An increase in fees for medical reports and a ban on lawyers instructing medical experts before the defendant’s liability decision are among reforms put out for consultation today.
The Ministry of Justice (MoJ) has also proposed a change to the medical expert ‘offer’ for claimants and a reduction in the capacity required to become a tier 1 medical reporting organisation (MRO).
Now was an “appropriate time” to consult on a number of medico-legal reporting issues in relation to road traffic accidents, the MoJ said, in light of the Official Injury Claim (OIC) portal going live in May 2021 and the impact of the pandemic.
The number of claims issued through the OIC and the Claims Portal is now around 32,000 a month, compared to 56,000 registered on the Claims Portal pre-pandemic.
There are currently 10 tier 1 and 28 tier 2 MROs authorised and operational on MedCo, a reduction of one and 12 respectively since 2020. Of these, eight tier 1 and 18 tier 2 MROs also provide medical reports to unrepresented claimants making claims via the OIC.
There are 86 indirect and 414 direct medical experts (DMEs) on MedCo.
Medical reporting fees were set in 2014, with MedCo set up a year later. The MoJ said the fact 38 MROs were still in the market indicated that the £180 fixed fee for the initial report “does still cover the level of work required”.
“However, it is likely that reduced volumes of claims and outside factors such as inflation and its subsequent impact on the cost of living means that the margins for MROs and DMEs have been reduced.”
It proposed increasing the initial report fee to £210 and all the other fixed fees too, such as consultant orthopaedic surgeon (from £420 to £500) and accident and emergency consultant (£360 to £430), with costs for obtaining medical records increasing from £30 to £35, and costs from the records holder up from £80 to £95.
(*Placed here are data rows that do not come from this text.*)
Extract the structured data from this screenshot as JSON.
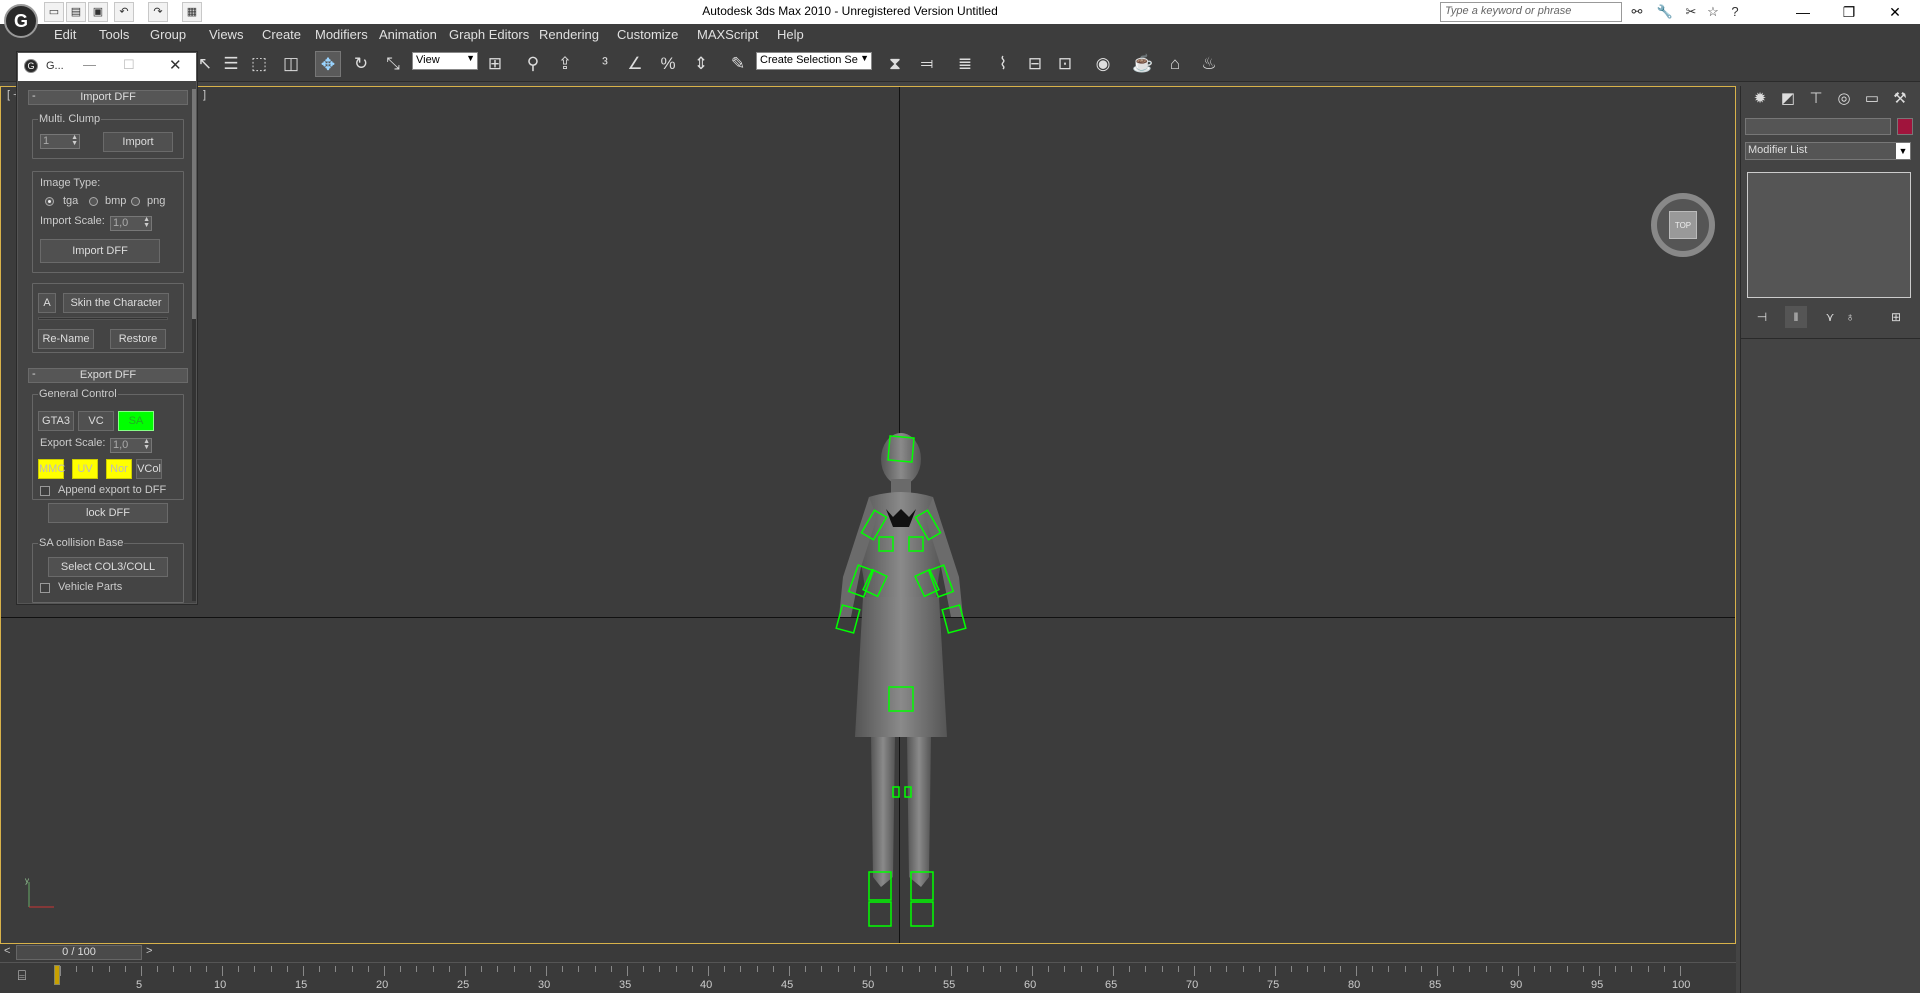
{
  "app": {
    "title": "Autodesk 3ds Max  2010  - Unregistered Version     Untitled",
    "logo_text": "G",
    "search_placeholder": "Type a keyword or phrase"
  },
  "menu": [
    "Edit",
    "Tools",
    "Group",
    "Views",
    "Create",
    "Modifiers",
    "Animation",
    "Graph Editors",
    "Rendering",
    "Customize",
    "MAXScript",
    "Help"
  ],
  "toolbar": {
    "view_combo": "View",
    "selection_set": "Create Selection Se",
    "icons": [
      "select-icon",
      "select-by-name-icon",
      "rect-region-icon",
      "window-crossing-icon",
      "move-icon",
      "rotate-icon",
      "scale-icon",
      "pivot-icon",
      "link-icon",
      "snap-icon",
      "angle-snap-icon",
      "percent-snap-icon",
      "spinner-snap-icon",
      "edit-named-sel-icon",
      "mirror-icon",
      "align-icon",
      "layer-icon",
      "curve-editor-icon",
      "schematic-icon",
      "material-editor-icon",
      "render-setup-icon",
      "rendered-frame-icon",
      "render-icon"
    ]
  },
  "viewport": {
    "label_left": "[ +",
    "label_right": "]",
    "viewcube_face": "TOP"
  },
  "floater": {
    "title": "G...",
    "import_section": "Import DFF",
    "multi_clump_label": "Multi. Clump",
    "clump_value": "1",
    "import_button": "Import",
    "image_type_label": "Image Type:",
    "image_types": [
      "tga",
      "bmp",
      "png"
    ],
    "import_scale_label": "Import Scale:",
    "import_scale_value": "1,0",
    "import_dff_button": "Import DFF",
    "a_button": "A",
    "skin_button": "Skin the Character",
    "rename_button": "Re-Name",
    "restore_button": "Restore",
    "export_section": "Export DFF",
    "general_control_label": "General Control",
    "gta3_button": "GTA3",
    "vc_button": "VC",
    "sa_button": "SA",
    "export_scale_label": "Export Scale:",
    "export_scale_value": "1,0",
    "mmc_button": "MMC",
    "uv_button": "UV",
    "nor_button": "Nor",
    "vcol_button": "VCol",
    "append_label": "Append export to DFF",
    "lock_button": "lock DFF",
    "sa_collision_label": "SA collision Base",
    "select_col_button": "Select COL3/COLL",
    "vehicle_parts_label": "Vehicle Parts"
  },
  "command_panel": {
    "modifier_list": "Modifier List",
    "color_swatch": "#a0143c"
  },
  "timeline": {
    "frame_counter": "0 / 100",
    "ticks": [
      "5",
      "10",
      "15",
      "20",
      "25",
      "30",
      "35",
      "40",
      "45",
      "50",
      "55",
      "60",
      "65",
      "70",
      "75",
      "80",
      "85",
      "90",
      "95",
      "100"
    ]
  }
}
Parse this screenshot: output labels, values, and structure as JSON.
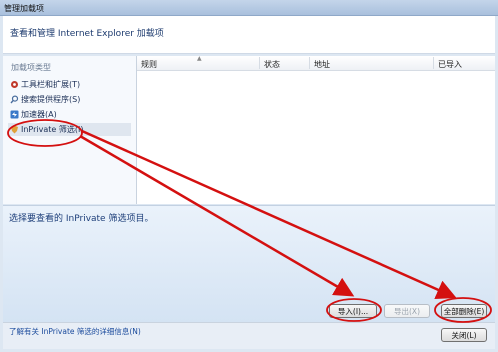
{
  "window": {
    "title": "管理加载项"
  },
  "header": {
    "title": "查看和管理 Internet Explorer 加载项"
  },
  "sidebar": {
    "section_label": "加载项类型",
    "items": [
      {
        "label": "工具栏和扩展(T)",
        "icon": "gear-icon"
      },
      {
        "label": "搜索提供程序(S)",
        "icon": "search-icon"
      },
      {
        "label": "加速器(A)",
        "icon": "accelerator-icon"
      },
      {
        "label": "InPrivate 筛选(I)",
        "icon": "inprivate-icon",
        "selected": true
      }
    ]
  },
  "table": {
    "columns": [
      "规则",
      "状态",
      "地址",
      "已导入"
    ],
    "rows": []
  },
  "info": {
    "message": "选择要查看的 InPrivate 筛选项目。"
  },
  "buttons": {
    "import": "导入(I)...",
    "export": "导出(X)",
    "delete_all": "全部删除(E)",
    "close": "关闭(L)"
  },
  "footer": {
    "link": "了解有关 InPrivate 筛选的详细信息(N)"
  },
  "colors": {
    "annotation": "#d41010",
    "accent": "#1a4a9c"
  }
}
The MoJ said it would take into account “overall financial impact” of the increases in terms of the cost to compensators before deciding to press ahead with this.
The lower level of claims meant the MoJ proposed reducing the qualifying criteria to be a national, tier 1 MRO from 40,000 medical reports a year and 225 active experts on their panel to 28,000 and 175 respectively.
But it was not convinced that the requirement to have contracted medical experts in 80% of postcodes should be amended downwards.
The current ‘offer’ for represented claimants is two tier 1 and five tier 2 MROs or seven DMEs. The consultation proposed adding a further tier 2 MRO to the offer, with no other changes.
The MoJ said it wanted to bring the OIC medical report process for represented and unrepresented claimants in line so that the former have to source their reports through the portal as well, rather than go through MedCo. The report provider, rather than the solicitor, would upload the report onto the OIC.
This would allow the OIC to monitor the length of the report process, with the MoJ saying high-level evidence indicating that represented claimants took longer to disclose reports. This has been a longstanding criticism from defendants.
The MoJ also wanted to address medical reports not referencing the defendant’s version of events and not detailing the cause and the impact on amenity of non-whiplash injuries, especially in light of the Court of Appeal ruling on so-called mixed injuries.
There were also “indications that some claimant representatives are issuing instructions to medical report providers prior to the receipt of liability/causation decisions from the at-fault compensator” – something the OIC prevents unrepresented claimants from doing.
This can “impact on the quality of the evidence produced, the time taken to finalise the evidence and the final outcome for the claimant”.
The options to tackle this ranged from “ensuring better knowledge by professional user claims handlers” to “aligning the medical reporting process to ensure that both unrepresented and represented claimants followed the same user journey”.
The MoJ outlined concerns that DMEs were increasingly using administration agencies (AAs), especially since the OIC’s launch. While some just offered secretarial support, others “may be effectively operating as unauthorised MROs”.
MedCo has identified practices indicating this, such as payments being made to the AA rather than directly to the DME, AAs performing specified MRO activities, and instructions being received centrally by an AA and then allocated to DMEs.
The consultation put forward four options, ranging from just monitoring the issue for now to requiring all AAs to register on, and be audited by, MedCo.
Matthew Maxwell Scott, executive director of the Association of Consumer Support Organisations, said it was not clear why the MoJ had delayed publication of the consultation, which was due this time last year.
“It’s clear that the functioning of the MedCo framework needs review to ensure that medical reporting firms can continue to operate.
“We urge the MoJ to update fixed fees and disbursements, court fees and damages on a regular basis to reflect soaring inflation and sustain those who work on behalf of consumers in the civil justice system. To date, government policy here has been piecemeal at best.
“Nobody is asking for special favours, just fairness. If practitioners exit the market, consumers risk being left with nobody to turn to if they need help to navigate a complex legal process.”